Note that you don’t need a Lēvo- your stove top or a crock pot will also work, but will require an attentive cook to monitor the temperature. (Lila suggests having a candy thermometer on hand if you go this route.)
First batch reflections
We found the butter was easiest to work with when warm, or at room temperature. (When cold, it crumbled easily). For storage, nothing beats the flexibility of silicone. To note: the ideal silicone butter mold would be one that equates to a pound of butter, separated into four traditional sticks for easy converting. Funny enough, it was really difficult to find a mold that met these specs! Only after this cooking session did we discover that magicalbutter.com offers the four stick setup, complete with ridges to mark each tablespoon, and a “21 and up” impression on each!
In essence, the versatility of cannabutter is extraordinary, bringing new life to everything from dip, to cookies, to grilled cheese. Oh, and was our butter effective? Designated taste-testers gave the thumbs up. :)
Here’s a round-up of our favorite infusions after a full day playing in the kitchen. They’re sure to inspire your own batch of cannabutter- be it your first, or your fiftieth!

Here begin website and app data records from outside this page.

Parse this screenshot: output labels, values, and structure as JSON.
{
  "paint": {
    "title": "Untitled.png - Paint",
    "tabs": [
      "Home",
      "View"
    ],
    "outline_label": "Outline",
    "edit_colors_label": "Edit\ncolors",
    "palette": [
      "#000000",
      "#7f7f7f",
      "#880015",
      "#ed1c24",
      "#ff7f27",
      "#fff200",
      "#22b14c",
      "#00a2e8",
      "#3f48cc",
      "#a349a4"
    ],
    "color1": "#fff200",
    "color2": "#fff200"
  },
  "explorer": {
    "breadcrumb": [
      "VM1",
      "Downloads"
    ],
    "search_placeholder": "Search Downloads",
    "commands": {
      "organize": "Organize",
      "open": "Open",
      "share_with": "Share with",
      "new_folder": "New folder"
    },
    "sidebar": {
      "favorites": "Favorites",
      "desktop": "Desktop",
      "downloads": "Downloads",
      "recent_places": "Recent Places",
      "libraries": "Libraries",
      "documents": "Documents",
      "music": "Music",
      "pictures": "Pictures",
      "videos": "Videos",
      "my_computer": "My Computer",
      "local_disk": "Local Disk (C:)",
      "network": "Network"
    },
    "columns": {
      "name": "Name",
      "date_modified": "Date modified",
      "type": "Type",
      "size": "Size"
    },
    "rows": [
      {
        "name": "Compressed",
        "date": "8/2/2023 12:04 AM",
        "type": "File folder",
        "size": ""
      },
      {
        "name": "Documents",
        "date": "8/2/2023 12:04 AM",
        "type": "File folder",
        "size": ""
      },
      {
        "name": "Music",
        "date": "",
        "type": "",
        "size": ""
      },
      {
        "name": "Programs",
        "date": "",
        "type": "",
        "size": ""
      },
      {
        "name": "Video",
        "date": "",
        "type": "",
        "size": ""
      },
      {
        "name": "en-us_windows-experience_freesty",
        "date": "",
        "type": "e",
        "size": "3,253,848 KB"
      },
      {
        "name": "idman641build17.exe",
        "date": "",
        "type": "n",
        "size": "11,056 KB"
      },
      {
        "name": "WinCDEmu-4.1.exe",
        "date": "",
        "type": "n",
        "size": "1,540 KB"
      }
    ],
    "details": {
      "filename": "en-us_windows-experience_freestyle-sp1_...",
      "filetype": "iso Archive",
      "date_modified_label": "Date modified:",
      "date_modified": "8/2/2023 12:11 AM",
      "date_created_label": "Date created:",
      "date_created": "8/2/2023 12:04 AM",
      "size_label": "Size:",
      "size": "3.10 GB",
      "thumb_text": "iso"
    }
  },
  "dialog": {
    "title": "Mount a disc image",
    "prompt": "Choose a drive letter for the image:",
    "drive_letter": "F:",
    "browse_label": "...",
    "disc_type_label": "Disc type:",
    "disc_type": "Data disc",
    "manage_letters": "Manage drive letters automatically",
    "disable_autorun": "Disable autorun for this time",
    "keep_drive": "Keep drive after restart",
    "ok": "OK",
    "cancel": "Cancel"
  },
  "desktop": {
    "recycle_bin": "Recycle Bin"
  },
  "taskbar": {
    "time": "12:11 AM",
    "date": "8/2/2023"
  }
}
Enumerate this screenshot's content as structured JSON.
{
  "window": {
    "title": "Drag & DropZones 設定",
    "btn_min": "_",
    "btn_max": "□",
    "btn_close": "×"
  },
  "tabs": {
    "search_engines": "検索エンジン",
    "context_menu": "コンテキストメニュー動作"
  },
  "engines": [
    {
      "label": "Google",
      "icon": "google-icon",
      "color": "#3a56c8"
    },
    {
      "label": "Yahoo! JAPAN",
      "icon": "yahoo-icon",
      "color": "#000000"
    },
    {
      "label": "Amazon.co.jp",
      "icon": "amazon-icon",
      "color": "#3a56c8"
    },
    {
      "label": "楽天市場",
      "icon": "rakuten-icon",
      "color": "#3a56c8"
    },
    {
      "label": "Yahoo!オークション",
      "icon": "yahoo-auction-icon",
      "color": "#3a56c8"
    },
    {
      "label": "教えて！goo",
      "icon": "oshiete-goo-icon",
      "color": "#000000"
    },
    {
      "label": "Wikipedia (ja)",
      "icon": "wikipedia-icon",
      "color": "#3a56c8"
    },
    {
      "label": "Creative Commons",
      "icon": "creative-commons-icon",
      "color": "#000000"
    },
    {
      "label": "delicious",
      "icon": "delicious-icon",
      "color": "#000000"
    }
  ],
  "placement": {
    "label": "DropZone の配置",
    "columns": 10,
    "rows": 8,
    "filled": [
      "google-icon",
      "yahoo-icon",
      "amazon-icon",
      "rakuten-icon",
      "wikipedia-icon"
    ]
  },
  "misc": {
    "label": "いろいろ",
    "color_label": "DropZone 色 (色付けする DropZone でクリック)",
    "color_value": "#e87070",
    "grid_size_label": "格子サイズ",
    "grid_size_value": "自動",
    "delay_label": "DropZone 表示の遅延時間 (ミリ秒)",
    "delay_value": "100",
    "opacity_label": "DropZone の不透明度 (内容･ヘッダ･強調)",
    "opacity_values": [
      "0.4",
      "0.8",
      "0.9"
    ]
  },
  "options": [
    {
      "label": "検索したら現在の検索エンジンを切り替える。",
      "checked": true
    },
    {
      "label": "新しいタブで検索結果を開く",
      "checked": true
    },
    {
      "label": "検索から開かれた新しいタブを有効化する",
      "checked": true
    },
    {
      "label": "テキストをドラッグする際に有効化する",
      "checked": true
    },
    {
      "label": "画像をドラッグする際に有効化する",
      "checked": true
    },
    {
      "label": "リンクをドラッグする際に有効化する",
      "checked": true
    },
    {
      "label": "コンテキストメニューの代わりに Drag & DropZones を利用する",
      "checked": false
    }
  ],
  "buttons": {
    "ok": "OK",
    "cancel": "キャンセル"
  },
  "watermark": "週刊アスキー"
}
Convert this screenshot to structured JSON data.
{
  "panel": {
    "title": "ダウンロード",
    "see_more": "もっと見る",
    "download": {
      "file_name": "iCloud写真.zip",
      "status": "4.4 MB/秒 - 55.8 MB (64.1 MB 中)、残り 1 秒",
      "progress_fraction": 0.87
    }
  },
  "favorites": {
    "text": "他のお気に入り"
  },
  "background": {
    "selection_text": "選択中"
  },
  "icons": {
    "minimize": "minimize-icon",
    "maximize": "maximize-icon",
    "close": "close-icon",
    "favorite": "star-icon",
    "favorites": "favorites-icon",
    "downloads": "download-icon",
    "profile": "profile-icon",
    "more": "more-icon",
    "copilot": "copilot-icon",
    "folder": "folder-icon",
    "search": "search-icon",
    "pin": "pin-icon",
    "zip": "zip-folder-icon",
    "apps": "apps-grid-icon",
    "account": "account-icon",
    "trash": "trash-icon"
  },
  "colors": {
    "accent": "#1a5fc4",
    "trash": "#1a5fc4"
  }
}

What are you baking? Find us on Instagram @curalfeaf.usa to share your creations, and enjoy more canna-kitchen inspirations.